Acknowledgments

This study was conducted by the Aksi Stop AIDS program (ASA), implemented by Family Health International and funded by the US Agency for International Development under cooperative agreement number 497-A-00-00-0038-00. The opinions expressed in this paper are those of the authors, and not the institutions with which they are affiliated or which provided funding. The authors would like to thank surveillance staff from the Department of Health of the City of Jakarta, who acted as blood collectors, as well as site supervisors from the University of Indonesia’s Centre for Health Research and the interview team from the waria led NGO Yayasan Srikandi Sejati and the MSM led NGO Yayasan Pelangi Kasih Nusantara. Steve Wignall, Jim Johnson, Jumiran Susanto, and other ASA staff provided invaluable support to this research. Helpful comments on an earlier draft were provided by Jimmy Whitworth, Judith Glynn, Gina Dalabetta, Imran Lubis, and Penny Miller.
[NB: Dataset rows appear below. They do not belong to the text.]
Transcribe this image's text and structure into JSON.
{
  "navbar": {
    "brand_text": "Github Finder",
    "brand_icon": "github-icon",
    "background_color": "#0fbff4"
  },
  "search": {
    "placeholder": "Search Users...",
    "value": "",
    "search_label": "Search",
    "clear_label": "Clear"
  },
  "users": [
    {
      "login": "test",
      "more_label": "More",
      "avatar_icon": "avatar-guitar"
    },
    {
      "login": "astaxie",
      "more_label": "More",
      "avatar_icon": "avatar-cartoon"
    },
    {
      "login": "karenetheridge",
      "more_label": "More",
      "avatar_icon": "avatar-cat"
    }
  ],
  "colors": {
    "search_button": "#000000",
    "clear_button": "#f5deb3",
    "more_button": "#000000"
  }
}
Special thanks are given to the owners of many bars, nightclubs, and massage parlours in Jakarta, and to the respondents.

CONTRIBUTORS
 EP contributed to the study protocol, oversaw the fieldwork, did the data analysis, and drafted the paper; PG acted as field coordinator and made a major contribution to writing the paper; MG oversaw training of the field workers and supervised fieldwork; NS and JK performed the laboratory testing; SJ oversaw the Ministry of Health contribution to the study, specifically the participation of government staff as specimen takers; ED contributed to the study protocol, trained laboratory staff and specimen takers, and contributed to the writing of the paper.

REFERENCES